Irma Wyman

“Since my life had been transformed by a scholarship, I knew exactly what the impact of that was on a person. And being female, I wanted to assist other women who were perhaps getting into the same kinds of challenges that I was.”
Irma Wyman
Irma Wyman

Irma Wyman speaks of her initial contact with CEW as something she had been waiting for. “Where have you been?” she remembers asking, wishing she had had access to a women’s support system in college. Irma had felt the stress of both financial hardship and gender inequity during her years at the U-M College of Engineering. Her parents had permitted her to continue her schooling only after a hefty scholarship offer. Irma still had to work to pay for books and housing during her five-year program. The lack of equal access to resources and study partners in her male-dominated field indicated to Irma the gender-based ostracism present in higher education.

Irma’s persistence in, as she puts it, “living as leanly as I could and working as much as I could, wherever I could” paid off throughout her career. She was appointed Vice President in a Fortune 100 company some 30 years after her graduation, around which time representatives from CEW’s Development Office approached her. Irma was given an invitation to sit on the CEW Advisory Council, at which point she learned of the Center’s mission and some of the challenges it faced.

Irma’s inspiration for becoming a donor has a lot to do with her understanding of struggle and the importance of being given a chance at success: “Since my life had been transformed by a scholarship, I knew exactly what the impact of that was on a person. And being female, I wanted to assist other women who were perhaps getting into the same kinds of challenges that I was.” She adds that “becoming acquainted with what CEW stood for and was accomplishing made me think that it would do a good job. And the one thing that I really value about the fact that CEW is this seat, this source of my scholarship is that it does the selection of the person, and I think the process is excellent.”

Irma’s support now helps to fund the studies of twenty scholars. “Every one of them has just been outstanding in terms of their need and their ability to use the support,” she says. “It’s kind of a joy for me to see them go through the academic journey and graduate and get jobs and get married and have children and do exciting things and have problems…it’s life…”

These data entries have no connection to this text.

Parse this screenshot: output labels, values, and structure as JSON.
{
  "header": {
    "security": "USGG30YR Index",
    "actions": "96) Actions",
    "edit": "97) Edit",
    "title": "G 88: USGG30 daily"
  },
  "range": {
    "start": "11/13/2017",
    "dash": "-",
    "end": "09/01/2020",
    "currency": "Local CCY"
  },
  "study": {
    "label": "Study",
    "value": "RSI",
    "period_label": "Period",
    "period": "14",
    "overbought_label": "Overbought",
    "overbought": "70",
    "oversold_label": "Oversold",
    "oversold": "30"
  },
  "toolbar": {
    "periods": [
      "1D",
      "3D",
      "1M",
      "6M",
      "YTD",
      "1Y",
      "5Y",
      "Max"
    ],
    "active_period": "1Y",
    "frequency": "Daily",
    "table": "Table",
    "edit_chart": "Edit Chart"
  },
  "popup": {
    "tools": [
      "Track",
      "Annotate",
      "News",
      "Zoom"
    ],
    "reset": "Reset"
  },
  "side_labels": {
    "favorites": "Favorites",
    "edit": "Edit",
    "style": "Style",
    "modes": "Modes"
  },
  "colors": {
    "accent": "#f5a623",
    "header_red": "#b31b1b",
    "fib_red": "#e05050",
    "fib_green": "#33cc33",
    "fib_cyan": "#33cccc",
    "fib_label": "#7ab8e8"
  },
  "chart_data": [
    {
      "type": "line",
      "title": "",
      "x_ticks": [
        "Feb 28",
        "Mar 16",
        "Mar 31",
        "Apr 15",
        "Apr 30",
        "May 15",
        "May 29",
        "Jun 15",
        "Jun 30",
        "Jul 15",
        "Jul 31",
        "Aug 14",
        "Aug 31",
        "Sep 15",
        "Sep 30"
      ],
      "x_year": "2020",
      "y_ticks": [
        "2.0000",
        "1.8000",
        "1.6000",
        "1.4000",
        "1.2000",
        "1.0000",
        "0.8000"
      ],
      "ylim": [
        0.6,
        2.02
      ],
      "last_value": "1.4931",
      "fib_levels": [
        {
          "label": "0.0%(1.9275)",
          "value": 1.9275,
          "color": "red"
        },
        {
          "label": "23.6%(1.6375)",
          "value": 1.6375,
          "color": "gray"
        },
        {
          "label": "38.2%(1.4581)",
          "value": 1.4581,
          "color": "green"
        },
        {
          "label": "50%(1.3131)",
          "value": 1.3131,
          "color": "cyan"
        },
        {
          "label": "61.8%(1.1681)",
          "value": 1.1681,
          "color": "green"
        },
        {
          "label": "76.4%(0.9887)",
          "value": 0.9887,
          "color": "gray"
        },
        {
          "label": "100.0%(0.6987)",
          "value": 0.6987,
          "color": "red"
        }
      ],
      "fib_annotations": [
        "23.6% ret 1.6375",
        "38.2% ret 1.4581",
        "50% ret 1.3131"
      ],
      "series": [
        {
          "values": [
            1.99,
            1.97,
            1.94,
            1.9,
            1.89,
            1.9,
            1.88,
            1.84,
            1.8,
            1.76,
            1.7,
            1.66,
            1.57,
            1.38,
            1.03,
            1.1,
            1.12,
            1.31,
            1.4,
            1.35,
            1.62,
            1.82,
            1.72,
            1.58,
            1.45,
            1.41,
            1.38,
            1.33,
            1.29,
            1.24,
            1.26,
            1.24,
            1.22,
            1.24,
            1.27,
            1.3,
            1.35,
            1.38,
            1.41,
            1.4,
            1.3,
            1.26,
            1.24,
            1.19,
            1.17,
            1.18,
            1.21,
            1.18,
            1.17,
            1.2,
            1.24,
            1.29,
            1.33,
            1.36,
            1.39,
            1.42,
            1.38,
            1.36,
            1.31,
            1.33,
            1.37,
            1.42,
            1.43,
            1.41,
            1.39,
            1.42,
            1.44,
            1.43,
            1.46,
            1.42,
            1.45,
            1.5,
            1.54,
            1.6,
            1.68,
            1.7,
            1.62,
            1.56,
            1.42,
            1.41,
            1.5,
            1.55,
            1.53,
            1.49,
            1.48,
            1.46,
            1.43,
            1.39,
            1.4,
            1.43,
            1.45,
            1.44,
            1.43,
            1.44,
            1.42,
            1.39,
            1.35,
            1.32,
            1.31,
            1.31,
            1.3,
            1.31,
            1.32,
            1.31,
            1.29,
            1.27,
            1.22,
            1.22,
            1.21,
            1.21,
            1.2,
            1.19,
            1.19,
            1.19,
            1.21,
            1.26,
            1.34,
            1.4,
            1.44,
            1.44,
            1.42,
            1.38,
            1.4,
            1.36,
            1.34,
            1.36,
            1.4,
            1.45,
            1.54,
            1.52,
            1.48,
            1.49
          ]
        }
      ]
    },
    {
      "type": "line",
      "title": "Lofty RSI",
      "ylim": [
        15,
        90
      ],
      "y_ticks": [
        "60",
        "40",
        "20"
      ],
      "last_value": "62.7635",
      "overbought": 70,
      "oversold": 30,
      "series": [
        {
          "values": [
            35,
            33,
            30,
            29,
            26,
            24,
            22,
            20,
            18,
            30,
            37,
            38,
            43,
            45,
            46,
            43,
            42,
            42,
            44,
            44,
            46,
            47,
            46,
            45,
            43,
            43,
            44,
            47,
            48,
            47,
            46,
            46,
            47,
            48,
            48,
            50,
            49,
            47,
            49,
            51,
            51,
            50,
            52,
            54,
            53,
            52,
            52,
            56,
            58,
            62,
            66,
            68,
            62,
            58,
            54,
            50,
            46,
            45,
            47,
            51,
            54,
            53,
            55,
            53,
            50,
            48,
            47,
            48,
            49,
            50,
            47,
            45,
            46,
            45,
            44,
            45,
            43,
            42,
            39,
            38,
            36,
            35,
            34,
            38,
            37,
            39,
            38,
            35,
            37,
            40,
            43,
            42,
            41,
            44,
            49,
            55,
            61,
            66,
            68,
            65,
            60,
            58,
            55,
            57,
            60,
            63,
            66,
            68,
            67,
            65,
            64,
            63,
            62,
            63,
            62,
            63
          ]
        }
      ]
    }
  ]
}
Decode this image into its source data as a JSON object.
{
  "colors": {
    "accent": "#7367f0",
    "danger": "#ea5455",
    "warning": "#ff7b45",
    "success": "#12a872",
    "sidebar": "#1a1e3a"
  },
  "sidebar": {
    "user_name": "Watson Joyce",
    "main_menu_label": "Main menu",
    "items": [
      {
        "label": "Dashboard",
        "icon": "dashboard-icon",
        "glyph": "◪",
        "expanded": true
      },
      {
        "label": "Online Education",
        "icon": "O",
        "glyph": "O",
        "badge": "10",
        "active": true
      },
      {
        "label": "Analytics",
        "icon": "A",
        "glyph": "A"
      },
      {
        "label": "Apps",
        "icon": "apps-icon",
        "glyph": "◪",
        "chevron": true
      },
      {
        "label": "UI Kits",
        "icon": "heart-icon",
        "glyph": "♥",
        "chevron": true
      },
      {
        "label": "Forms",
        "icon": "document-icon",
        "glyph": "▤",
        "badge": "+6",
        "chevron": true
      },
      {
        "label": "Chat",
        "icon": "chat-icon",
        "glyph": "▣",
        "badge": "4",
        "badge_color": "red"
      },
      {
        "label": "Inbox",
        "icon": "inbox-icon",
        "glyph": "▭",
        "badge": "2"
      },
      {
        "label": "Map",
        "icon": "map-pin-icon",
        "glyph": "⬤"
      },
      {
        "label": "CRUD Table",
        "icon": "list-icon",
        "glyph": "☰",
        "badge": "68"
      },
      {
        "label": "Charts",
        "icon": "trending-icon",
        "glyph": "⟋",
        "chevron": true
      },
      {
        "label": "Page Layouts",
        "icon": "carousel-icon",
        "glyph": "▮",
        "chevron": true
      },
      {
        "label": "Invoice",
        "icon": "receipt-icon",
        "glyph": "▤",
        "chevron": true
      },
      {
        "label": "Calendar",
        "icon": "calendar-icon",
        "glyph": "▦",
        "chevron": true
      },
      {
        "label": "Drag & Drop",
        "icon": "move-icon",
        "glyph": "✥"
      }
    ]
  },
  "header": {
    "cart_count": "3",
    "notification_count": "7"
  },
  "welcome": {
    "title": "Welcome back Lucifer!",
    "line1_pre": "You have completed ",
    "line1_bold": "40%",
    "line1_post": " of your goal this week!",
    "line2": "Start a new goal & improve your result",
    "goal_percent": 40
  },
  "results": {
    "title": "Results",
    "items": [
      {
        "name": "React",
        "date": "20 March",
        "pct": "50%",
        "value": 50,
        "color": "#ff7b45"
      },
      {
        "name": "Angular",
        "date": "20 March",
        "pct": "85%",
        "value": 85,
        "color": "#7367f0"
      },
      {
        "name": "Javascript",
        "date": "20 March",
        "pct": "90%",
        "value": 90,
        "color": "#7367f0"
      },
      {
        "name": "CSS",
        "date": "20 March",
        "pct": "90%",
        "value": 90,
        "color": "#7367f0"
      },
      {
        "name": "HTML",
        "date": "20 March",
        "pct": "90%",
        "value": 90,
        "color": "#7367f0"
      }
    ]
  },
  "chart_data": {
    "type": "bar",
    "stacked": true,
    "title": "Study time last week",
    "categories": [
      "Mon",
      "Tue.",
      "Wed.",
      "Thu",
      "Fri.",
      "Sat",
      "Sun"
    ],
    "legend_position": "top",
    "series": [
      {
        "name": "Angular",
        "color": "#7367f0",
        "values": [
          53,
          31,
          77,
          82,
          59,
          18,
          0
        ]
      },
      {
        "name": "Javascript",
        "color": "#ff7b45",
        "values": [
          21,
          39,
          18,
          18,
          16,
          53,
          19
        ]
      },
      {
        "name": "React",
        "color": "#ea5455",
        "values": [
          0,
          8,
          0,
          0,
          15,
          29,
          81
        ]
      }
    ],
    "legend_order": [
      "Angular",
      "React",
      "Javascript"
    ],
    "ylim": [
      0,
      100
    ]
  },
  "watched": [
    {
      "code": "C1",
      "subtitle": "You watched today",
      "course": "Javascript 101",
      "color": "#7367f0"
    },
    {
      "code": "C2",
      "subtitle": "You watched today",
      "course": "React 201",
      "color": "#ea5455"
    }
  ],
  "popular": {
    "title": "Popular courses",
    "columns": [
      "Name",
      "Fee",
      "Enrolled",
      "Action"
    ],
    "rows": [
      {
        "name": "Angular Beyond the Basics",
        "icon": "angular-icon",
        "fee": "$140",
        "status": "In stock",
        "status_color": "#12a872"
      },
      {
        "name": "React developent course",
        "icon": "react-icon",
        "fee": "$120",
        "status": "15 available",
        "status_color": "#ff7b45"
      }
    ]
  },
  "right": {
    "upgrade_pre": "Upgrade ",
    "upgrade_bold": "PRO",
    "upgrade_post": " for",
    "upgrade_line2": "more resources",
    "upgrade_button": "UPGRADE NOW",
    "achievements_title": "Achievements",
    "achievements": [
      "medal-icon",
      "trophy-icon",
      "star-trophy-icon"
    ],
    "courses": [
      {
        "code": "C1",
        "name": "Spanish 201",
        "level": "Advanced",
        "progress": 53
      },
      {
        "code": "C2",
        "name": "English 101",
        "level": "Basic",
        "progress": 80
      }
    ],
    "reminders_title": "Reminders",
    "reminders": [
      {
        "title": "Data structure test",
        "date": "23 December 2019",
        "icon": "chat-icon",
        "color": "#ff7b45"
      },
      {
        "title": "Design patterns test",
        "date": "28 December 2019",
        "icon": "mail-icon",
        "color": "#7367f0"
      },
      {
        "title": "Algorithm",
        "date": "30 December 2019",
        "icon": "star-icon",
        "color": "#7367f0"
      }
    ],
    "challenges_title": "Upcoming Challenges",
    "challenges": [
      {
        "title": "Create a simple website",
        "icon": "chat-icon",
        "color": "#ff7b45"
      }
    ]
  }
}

“The question is,” Irma says, “how will this go on when I’m not able to be a part of it?” She has spoken with current CEW director Gloria Thomas, and is reportedly “really pleased that she was open to discussing [the continuation of the Wyman scholarship].” She adds, “I’m not going to try to manage anything from the grave, but I would like to have some understanding, at least with the current people in CEW, of how important this is to me.”